Reproduce all the data, character for character.
○ ○ ○ ○ ○ ○ ○
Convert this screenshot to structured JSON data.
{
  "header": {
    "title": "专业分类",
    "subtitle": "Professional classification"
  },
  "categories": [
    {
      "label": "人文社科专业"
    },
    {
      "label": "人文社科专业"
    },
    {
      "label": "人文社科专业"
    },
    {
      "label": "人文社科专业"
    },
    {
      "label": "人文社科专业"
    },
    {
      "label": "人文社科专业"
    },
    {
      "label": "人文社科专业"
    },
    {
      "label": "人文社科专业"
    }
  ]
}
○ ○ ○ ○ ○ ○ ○
> _OUTPUT OF THE TASK_
Convert this screenshot to structured JSON data.
{
  "header": {
    "title": "专业分类",
    "subtitle": "Professional classification"
  },
  "categories": [
    {
      "label": "人文社科专业"
    },
    {
      "label": "人文社科专业"
    },
    {
      "label": "人文社科专业"
    },
    {
      "label": "人文社科专业"
    },
    {
      "label": "人文社科专业"
    },
    {
      "label": "人文社科专业"
    },
    {
      "label": "人文社科专业"
    },
    {
      "label": "人文社科专业"
    }
  ]
}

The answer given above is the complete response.